* _YOUR INSTRUCTIONS_: Below are some records. How many of their lines contain the string "خدمت"? Give the number only.

[Data about app and page elements]
################

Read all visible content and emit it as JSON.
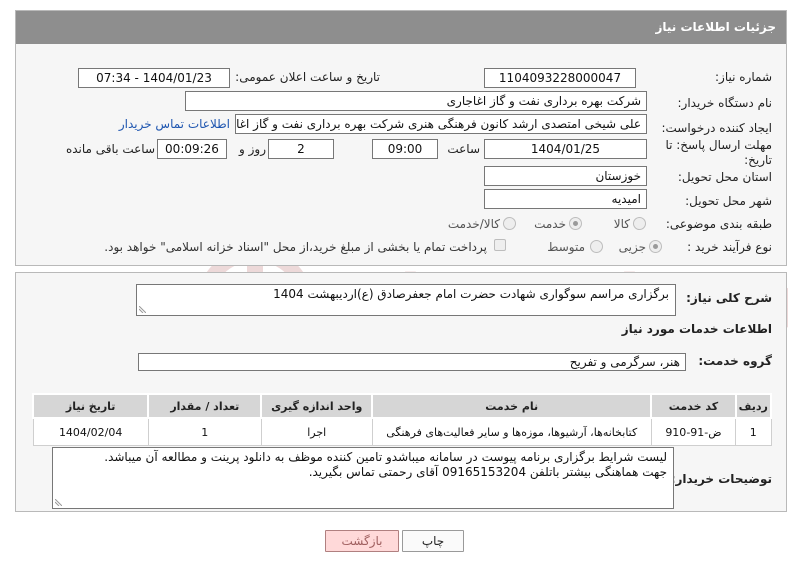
{
  "header": {
    "title": "جزئیات اطلاعات نیاز"
  },
  "form": {
    "need_number_label": "شماره نیاز:",
    "need_number": "1104093228000047",
    "announce_label": "تاریخ و ساعت اعلان عمومی:",
    "announce_value": "1404/01/23 - 07:34",
    "buyer_org_label": "نام دستگاه خریدار:",
    "buyer_org": "شرکت بهره برداری نفت و گاز اغاجاری",
    "creator_label": "ایجاد کننده درخواست:",
    "creator": "علی شیخی امتصدی ارشد کانون فرهنگی هنری شرکت بهره برداری نفت و گاز اغاجاری",
    "buyer_contact_link": "اطلاعات تماس خریدار",
    "deadline_label_line1": "مهلت ارسال پاسخ: تا",
    "deadline_label_line2": "تاریخ:",
    "deadline_date": "1404/01/25",
    "time_label": "ساعت",
    "deadline_time": "09:00",
    "days_value": "2",
    "days_label": "روز و",
    "remaining_value": "00:09:26",
    "remaining_label": "ساعت باقی مانده",
    "province_label": "استان محل تحویل:",
    "province": "خوزستان",
    "city_label": "شهر محل تحویل:",
    "city": "امیدیه",
    "category_label": "طبقه بندی موضوعی:",
    "category_options": [
      "کالا",
      "خدمت",
      "کالا/خدمت"
    ],
    "category_selected": "خدمت",
    "process_label": "نوع فرآیند خرید :",
    "process_options": [
      "جزیی",
      "متوسط"
    ],
    "process_selected": "جزیی",
    "payment_note": "پرداخت تمام یا بخشی از مبلغ خرید،از محل \"اسناد خزانه اسلامی\" خواهد بود."
  },
  "summary": {
    "label": "شرح کلی نیاز:",
    "text": "برگزاری مراسم سوگواری شهادت حضرت امام جعفرصادق (ع)اردیبهشت 1404"
  },
  "services": {
    "section_title": "اطلاعات خدمات مورد نیاز",
    "group_label": "گروه خدمت:",
    "group_value": "هنر، سرگرمی و تفریح",
    "columns": [
      "ردیف",
      "کد خدمت",
      "نام خدمت",
      "واحد اندازه گیری",
      "تعداد / مقدار",
      "تاریخ نیاز"
    ],
    "rows": [
      [
        "1",
        "ض-91-910",
        "کتابخانه‌ها، آرشیوها، موزه‌ها و سایر فعالیت‌های فرهنگی",
        "اجرا",
        "1",
        "1404/02/04"
      ]
    ]
  },
  "buyer_notes": {
    "label": "توضیحات خریدار:",
    "line1": "لیست شرایط برگزاری برنامه پیوست در سامانه میباشدو تامین کننده موظف به دانلود پرینت و مطالعه آن میباشد.",
    "line2": "جهت هماهنگی بیشتر باتلفن 09165153204 آقای رحمتی تماس بگیرید."
  },
  "buttons": {
    "print": "چاپ",
    "back": "بازگشت"
  },
  "watermark": {
    "text": "AriaTender.neT"
  },
  "colors": {
    "header_bg": "#8e8e8e",
    "link": "#1f56b0",
    "back_btn_bg": "#ffd9d9",
    "watermark": "#d2a8a8"
  }
}
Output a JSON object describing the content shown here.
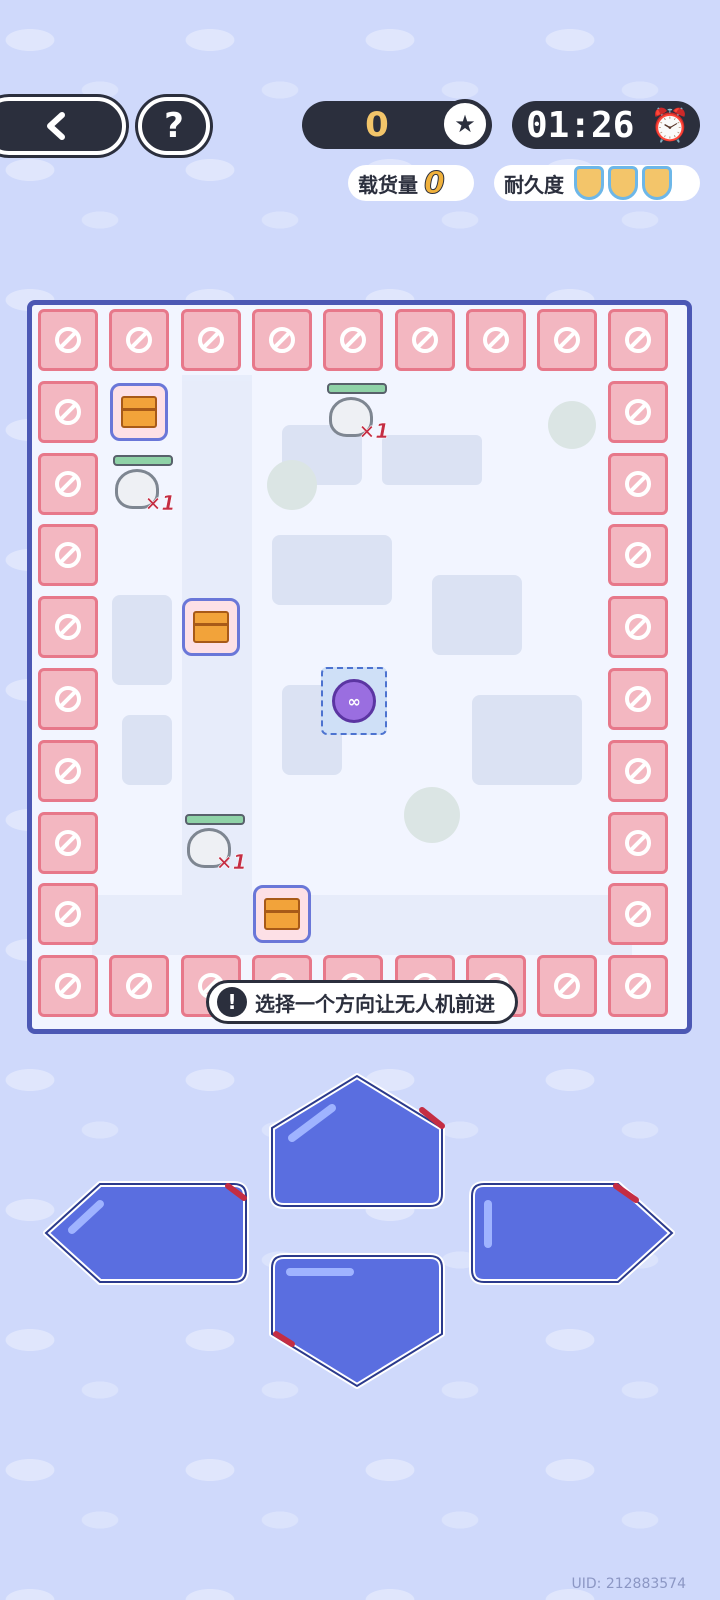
{
  "header": {
    "back_icon": "chevron-left-icon",
    "help_label": "?",
    "score": "0",
    "score_icon": "medal-icon",
    "timer": "01:26",
    "timer_icon": "alarm-clock-icon"
  },
  "stats": {
    "cargo_label": "载货量",
    "cargo_value": "0",
    "durability_label": "耐久度",
    "durability_shields": 3
  },
  "board": {
    "cols": 9,
    "rows": 10,
    "blocked_icon": "no-entry-icon",
    "items": [
      {
        "type": "package",
        "col": 1,
        "row": 1
      },
      {
        "type": "receipt",
        "col": 4,
        "row": 1,
        "mult": "×1"
      },
      {
        "type": "receipt",
        "col": 1,
        "row": 2,
        "mult": "×1"
      },
      {
        "type": "package",
        "col": 2,
        "row": 4
      },
      {
        "type": "receipt",
        "col": 2,
        "row": 7,
        "mult": "×1"
      },
      {
        "type": "package",
        "col": 3,
        "row": 8
      }
    ],
    "drone": {
      "col": 4,
      "row": 5,
      "label": "∞"
    }
  },
  "hint": "选择一个方向让无人机前进",
  "uid": "UID: 212883574",
  "colors": {
    "background": "#cfd9fb",
    "dark": "#2b2f3d",
    "blocked_tile": "#f3b7c1",
    "button_fill": "#5a6ee0"
  }
}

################

* _PROBLEM SOLUTION_: 6